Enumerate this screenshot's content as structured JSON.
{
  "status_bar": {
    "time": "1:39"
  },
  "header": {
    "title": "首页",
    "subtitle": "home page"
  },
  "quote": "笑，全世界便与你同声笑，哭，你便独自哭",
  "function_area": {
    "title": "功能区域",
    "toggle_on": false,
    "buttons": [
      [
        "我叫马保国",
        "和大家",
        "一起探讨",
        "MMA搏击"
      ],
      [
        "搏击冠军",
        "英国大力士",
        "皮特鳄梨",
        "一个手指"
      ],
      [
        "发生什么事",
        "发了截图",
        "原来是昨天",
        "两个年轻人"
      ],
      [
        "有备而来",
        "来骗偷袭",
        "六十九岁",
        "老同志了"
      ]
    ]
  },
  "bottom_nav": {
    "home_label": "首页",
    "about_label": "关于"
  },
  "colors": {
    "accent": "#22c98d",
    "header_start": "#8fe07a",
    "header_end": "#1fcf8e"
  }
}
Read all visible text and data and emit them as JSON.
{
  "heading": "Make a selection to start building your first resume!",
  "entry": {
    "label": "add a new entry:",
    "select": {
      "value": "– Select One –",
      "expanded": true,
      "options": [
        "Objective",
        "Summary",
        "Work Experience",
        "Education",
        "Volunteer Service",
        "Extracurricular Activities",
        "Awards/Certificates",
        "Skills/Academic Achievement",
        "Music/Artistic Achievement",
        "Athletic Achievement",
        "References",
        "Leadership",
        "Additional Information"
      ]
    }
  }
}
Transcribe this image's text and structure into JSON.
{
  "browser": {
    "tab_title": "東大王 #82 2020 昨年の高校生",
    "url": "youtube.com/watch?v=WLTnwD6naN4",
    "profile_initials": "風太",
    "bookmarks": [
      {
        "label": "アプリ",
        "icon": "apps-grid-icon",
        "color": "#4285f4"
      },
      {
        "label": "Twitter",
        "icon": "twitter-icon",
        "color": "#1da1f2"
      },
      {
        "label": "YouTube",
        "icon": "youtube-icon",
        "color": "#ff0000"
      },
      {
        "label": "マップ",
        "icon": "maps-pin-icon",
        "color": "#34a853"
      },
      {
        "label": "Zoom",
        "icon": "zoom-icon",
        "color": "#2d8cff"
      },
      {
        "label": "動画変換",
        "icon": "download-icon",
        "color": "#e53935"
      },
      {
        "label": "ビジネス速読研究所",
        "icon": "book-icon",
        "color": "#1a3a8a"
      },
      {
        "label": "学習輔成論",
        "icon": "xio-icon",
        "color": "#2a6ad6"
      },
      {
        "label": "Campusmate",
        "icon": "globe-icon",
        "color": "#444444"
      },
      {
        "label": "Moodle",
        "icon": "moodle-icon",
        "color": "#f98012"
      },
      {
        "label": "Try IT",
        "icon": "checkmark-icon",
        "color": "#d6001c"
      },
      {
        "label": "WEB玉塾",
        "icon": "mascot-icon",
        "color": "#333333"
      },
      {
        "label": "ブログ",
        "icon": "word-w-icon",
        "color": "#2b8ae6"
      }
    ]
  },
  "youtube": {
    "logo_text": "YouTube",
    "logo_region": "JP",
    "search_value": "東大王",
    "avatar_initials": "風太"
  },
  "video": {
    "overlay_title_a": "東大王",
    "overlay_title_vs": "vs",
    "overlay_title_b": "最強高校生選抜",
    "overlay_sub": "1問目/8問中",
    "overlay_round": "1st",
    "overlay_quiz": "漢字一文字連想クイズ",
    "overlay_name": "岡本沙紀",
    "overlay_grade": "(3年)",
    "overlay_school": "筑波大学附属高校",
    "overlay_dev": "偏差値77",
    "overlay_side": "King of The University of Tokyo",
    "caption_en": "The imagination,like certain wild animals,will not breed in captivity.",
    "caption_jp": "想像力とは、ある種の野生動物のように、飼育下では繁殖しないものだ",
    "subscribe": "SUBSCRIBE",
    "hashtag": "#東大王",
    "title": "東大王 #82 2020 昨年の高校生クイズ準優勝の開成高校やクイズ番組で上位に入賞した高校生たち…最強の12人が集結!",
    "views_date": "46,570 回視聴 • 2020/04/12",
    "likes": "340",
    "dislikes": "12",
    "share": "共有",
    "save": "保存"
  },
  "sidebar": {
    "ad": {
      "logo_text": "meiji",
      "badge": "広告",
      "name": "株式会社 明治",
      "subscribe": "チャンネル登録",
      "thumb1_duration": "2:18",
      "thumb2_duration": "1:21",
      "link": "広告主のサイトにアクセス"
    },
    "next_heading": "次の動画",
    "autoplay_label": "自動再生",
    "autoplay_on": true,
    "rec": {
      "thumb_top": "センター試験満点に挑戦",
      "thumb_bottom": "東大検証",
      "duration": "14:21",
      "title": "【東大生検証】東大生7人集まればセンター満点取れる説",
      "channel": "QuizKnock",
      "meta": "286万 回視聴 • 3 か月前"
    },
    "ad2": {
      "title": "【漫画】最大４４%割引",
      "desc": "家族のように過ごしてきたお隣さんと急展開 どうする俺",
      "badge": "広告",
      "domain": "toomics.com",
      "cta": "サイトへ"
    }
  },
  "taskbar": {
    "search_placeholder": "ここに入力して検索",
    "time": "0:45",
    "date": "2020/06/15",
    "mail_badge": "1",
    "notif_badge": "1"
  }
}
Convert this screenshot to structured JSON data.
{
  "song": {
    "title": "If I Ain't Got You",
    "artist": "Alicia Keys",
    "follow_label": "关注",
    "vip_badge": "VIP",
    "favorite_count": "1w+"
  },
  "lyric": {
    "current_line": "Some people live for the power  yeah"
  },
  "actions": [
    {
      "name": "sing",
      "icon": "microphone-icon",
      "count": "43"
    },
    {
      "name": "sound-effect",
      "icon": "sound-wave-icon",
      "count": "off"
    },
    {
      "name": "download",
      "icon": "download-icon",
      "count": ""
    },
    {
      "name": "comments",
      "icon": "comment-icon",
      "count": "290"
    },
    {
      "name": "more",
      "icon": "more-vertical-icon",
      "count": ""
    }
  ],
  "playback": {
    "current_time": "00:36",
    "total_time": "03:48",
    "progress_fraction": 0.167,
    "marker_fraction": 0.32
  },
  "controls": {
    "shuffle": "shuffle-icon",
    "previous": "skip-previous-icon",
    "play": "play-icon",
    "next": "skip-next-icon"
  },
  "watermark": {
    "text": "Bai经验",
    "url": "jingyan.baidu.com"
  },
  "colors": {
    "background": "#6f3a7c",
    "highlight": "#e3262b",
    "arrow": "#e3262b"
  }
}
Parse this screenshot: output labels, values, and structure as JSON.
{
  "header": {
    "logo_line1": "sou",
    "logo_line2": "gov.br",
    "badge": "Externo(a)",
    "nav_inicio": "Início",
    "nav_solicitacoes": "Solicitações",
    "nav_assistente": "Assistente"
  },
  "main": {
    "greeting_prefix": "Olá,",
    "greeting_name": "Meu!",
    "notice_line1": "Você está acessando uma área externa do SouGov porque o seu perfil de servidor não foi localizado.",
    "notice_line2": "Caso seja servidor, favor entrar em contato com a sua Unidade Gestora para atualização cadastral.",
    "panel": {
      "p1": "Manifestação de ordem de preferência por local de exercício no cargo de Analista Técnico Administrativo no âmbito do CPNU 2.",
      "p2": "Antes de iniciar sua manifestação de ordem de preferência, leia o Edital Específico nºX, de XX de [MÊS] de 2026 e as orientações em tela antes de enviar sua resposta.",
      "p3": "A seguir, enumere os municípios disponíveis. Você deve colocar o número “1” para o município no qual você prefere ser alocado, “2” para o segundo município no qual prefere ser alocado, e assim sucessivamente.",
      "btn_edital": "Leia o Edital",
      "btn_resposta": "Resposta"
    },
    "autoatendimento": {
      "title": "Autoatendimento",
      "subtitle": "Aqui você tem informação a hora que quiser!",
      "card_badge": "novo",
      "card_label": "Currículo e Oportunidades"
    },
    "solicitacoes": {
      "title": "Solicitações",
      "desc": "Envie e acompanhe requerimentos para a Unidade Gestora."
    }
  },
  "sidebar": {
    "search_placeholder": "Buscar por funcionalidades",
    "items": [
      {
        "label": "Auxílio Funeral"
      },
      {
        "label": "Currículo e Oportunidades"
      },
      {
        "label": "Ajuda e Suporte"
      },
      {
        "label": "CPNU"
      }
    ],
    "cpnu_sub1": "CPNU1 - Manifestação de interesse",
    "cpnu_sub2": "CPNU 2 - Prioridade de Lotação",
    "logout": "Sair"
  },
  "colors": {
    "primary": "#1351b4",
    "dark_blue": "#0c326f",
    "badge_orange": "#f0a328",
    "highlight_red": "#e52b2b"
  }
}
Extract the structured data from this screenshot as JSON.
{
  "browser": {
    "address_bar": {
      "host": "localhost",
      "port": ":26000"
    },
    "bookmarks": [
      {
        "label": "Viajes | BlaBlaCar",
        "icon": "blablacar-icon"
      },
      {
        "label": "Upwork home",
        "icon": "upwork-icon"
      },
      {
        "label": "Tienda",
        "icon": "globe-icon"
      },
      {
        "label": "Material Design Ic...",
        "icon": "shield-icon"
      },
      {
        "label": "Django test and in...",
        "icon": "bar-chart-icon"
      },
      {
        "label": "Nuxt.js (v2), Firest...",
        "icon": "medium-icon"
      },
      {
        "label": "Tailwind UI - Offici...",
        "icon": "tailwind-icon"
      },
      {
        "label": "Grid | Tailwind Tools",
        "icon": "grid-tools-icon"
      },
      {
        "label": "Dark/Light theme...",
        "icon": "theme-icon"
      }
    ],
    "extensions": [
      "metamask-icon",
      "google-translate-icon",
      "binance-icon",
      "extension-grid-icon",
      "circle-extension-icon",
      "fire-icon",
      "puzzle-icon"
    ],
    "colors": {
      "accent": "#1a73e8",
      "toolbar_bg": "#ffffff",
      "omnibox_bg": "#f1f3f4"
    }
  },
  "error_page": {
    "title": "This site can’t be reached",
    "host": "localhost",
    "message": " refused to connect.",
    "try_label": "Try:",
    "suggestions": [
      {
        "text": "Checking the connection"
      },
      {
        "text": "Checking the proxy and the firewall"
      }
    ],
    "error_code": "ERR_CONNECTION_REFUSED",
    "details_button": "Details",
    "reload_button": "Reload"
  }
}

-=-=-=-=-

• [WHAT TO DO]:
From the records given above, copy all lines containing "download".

• [YOUR RESPONSE]:
        "icon": "download-icon",
      "name": "download",
      "icon": "download-icon",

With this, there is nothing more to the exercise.